The GPU power limit is a very important part of GPU architecture. It is also known as the GPU clock speed limit or GPU voltage limit, and it sets an upper bound on the amount of power that can be drawn from the graphics processing unit (GPU) by overclocking. This article will explain how to set your GPU’s power limit and its significance. It will help educate us on what GPU Power Limit is and how you can optimize it so it can prevent GPU overheating and other problems.
What is the GPU Power Limit?
GPU power limit is the GPU’s maximum amount of continuous power draw. It can be set by overclocking and setting GPU voltage/power limits, or it can also be restricted in software such as with geforce experience utility settings so that you don’t exceed your GPU’s safe operating temperature (Tjunction).
Many developers & gaming enthusiasts work on setting the GPU power limit from geForce experience settings because many present GPU models are unable to deliver the required performance. Modern day games are quite GPU intensive and the normal GPU power limits aren’t able to sustain the required performance. Therefore, GPU power limit overclocking becomes necessary.
How to check your GPU power limit with GeForce Experience?
To check your GPU’s power limit, you can either:
- Use geforce experience to check the GPU’s power limit.
- Check your GPU voltage in a program such as precision x or afterburner and find out what limits are set at default.

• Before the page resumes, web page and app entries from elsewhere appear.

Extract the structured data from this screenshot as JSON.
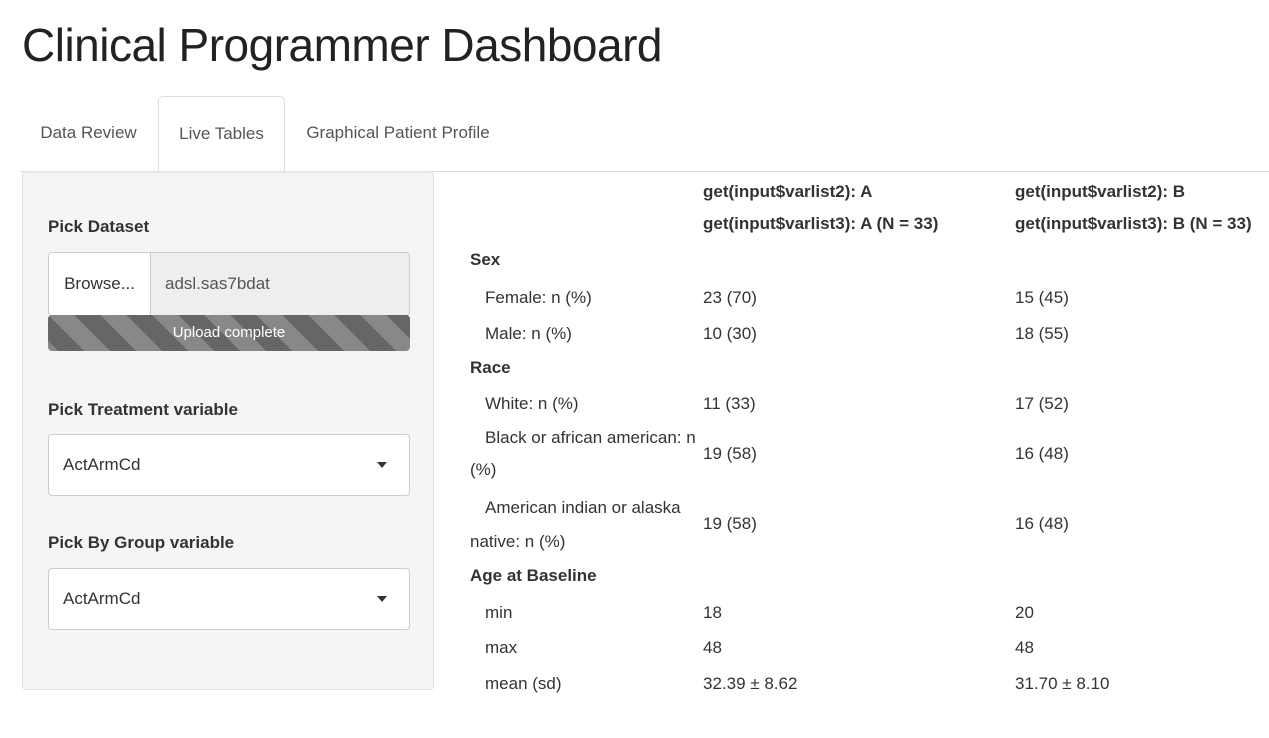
{
  "app": {
    "title": "Clinical Programmer Dashboard"
  },
  "tabs": [
    {
      "label": "Data Review",
      "active": false
    },
    {
      "label": "Live Tables",
      "active": true
    },
    {
      "label": "Graphical Patient Profile",
      "active": false
    }
  ],
  "sidebar": {
    "dataset": {
      "label": "Pick Dataset",
      "browse_label": "Browse...",
      "file_name": "adsl.sas7bdat",
      "progress_text": "Upload complete",
      "progress_value": 1.0
    },
    "treatment": {
      "label": "Pick Treatment variable",
      "value": "ActArmCd"
    },
    "by_group": {
      "label": "Pick By Group variable",
      "value": "ActArmCd"
    }
  },
  "table": {
    "columns": [
      {
        "line1": "get(input$varlist2): A",
        "line2": "get(input$varlist3): A (N = 33)"
      },
      {
        "line1": "get(input$varlist2): B",
        "line2": "get(input$varlist3): B (N = 33)"
      }
    ],
    "sections": {
      "sex": "Sex",
      "race": "Race",
      "age": "Age at Baseline"
    },
    "rows": {
      "female": {
        "label": "Female: n (%)",
        "a": "23 (70)",
        "b": "15 (45)"
      },
      "male": {
        "label": "Male: n (%)",
        "a": "10 (30)",
        "b": "18 (55)"
      },
      "white": {
        "label": "White: n (%)",
        "a": "11 (33)",
        "b": "17 (52)"
      },
      "black": {
        "label_line1": "Black or african american: n",
        "label_line2": "(%)",
        "a": "19 (58)",
        "b": "16 (48)"
      },
      "amind": {
        "label_line1": "American indian or alaska",
        "label_line2": "native: n (%)",
        "a": "19 (58)",
        "b": "16 (48)"
      },
      "min": {
        "label": "min",
        "a": "18",
        "b": "20"
      },
      "max": {
        "label": "max",
        "a": "48",
        "b": "48"
      },
      "mean": {
        "label": "mean (sd)",
        "a": "32.39 ± 8.62",
        "b": "31.70 ± 8.10"
      }
    }
  },
  "colors": {
    "progress_bar": "#666666",
    "sidebar_bg": "#f5f5f5",
    "border": "#cccccc"
  }
}
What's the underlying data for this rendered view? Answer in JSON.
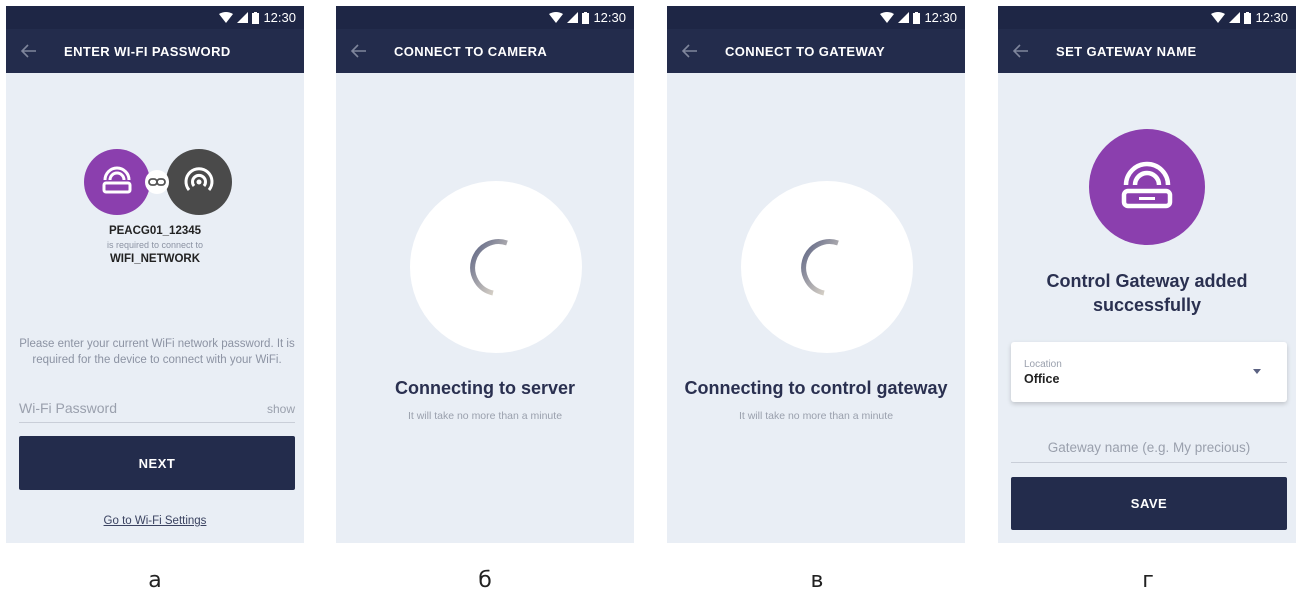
{
  "status": {
    "time": "12:30"
  },
  "screens": {
    "a": {
      "title": "ENTER WI-FI PASSWORD",
      "device_name": "PEACG01_12345",
      "required_text": "is required to connect to",
      "network_name": "WIFI_NETWORK",
      "instructions": "Please enter your current WiFi network password. It is required for the device to connect with your WiFi.",
      "password_placeholder": "Wi-Fi Password",
      "show_label": "show",
      "next_label": "NEXT",
      "settings_link": "Go to Wi-Fi Settings",
      "caption": "а"
    },
    "b": {
      "title": "CONNECT TO CAMERA",
      "heading": "Connecting to server",
      "subtext": "It will take no more than a minute",
      "caption": "б"
    },
    "c": {
      "title": "CONNECT TO GATEWAY",
      "heading": "Connecting to control gateway",
      "subtext": "It will take no more than a minute",
      "caption": "в"
    },
    "d": {
      "title": "SET GATEWAY NAME",
      "success_message": "Control Gateway added successfully",
      "location_label": "Location",
      "location_value": "Office",
      "name_placeholder": "Gateway name (e.g. My precious)",
      "save_label": "SAVE",
      "caption": "г"
    }
  },
  "colors": {
    "header": "#232c4c",
    "status_bar": "#1e2645",
    "background": "#e9eef5",
    "accent_purple": "#8b3fae",
    "device_gray": "#4a4a4a"
  },
  "icons": [
    "back-arrow-icon",
    "wifi-signal-icon",
    "cell-signal-icon",
    "battery-icon",
    "gateway-icon",
    "camera-icon",
    "link-icon",
    "spinner-icon",
    "dropdown-arrow-icon"
  ]
}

If you want to change settings, then simply go into programs like geforce experience and adjust accordingly.
In our case, we will educate you on how you can check your GPU’s power unit using the GeForce experience utility.
Step One: Open Geforce Experience.
- Click “settings” in the top left corner and then click on GPU power settings under overclocking section.
- Make sure you are using a desktop GPU, not laptop GPU or mobile GPU, as it will provide different values than an integrated graphics card (igp).
Step Two: Find GPU Power Limit.
- Select the GPU you want to check and click on “Max GPU clock” in geforce experience’s settings submenu under overclocking section. This will show your current max GPU speed or your GPU Power Limit. The default is 120% for most GPUs.
Now that you know the GPU power limit, let’s talk about what GPU voltage is and how it affects our GPU.
What is GPU Voltage & How It Affects Our GPU?
GPU Voltage (or VDD) sets an upper bound on the amount of current drawn from the graphics processing unit. Traditionally, this value was set at a fixed level with no way to adjust it. In recent GPU generations geforce experience allows us to set GPU power limit in increments of 25mv or 50mv for GPU voltage.
In the past, GPU Power Limit was always limited by its own clock speed and there was no way around it. However now with geforce experience we can adjust our GPU power limit by GPU voltage. But how does it work?
GPU Voltage can be thought of as the GPU’s fuel gauge and is analogous to a car engine’s RPM (revolutions per minute). Just like every car needs gasoline in order for the engine to run, our GPU also requires GPU voltage that fuels its clock speed.
GPU Voltage sets an upper bound on the amount of GPU power you can draw from the GPU. If there is too much GPU voltage, then it will cause GPU overheating and other issues which could lead to a GPU meltdown (when your computer shuts down). Therefore, overclocking with GPU Power Limit isn’t something recommended.
Tips to Lower GPU Power Limit Without Affecting Performance
Since, we now know that it’s not safe to tweak around the GPU power limit to increase/decrease your GPU’s performance, here are some ways you can still optimize your GPU for performance without risking its internal mechanisms.
- Adjust GPU voltage to a lower value. The default GPU voltage is 120% for most GPUs, but you can change this by using geforce experience settings under overclocking section or programs such as precision x and afterburner (another program used for GPU tweaking).
- Reduce your GPU’s core clock speed limit. This can also be done by geforce experience or with precision x and afterburner.
- Change your monitor’s resolution to a lower one such as 1920×1080 instead of 2560×1440
- Limit GPU usage to one GPU instead of two. This can be done by disabling crossfire or SLI in geForce experience settings under GPU power management section as well as programs such as precision x and afterburner.
- Tuning some of the global settings will not only help your GPU to last longer, but it will also have a better performance.
Knowing the gpu power limit and gpu voltage is very important for gamers. Understanding these values allows us to have better control over our gpu’s performance without risking anything in the process.
If you are interested in learning more about GPU and overclocking, checkout more of our blogs and learn how to optimize your GPU for performance.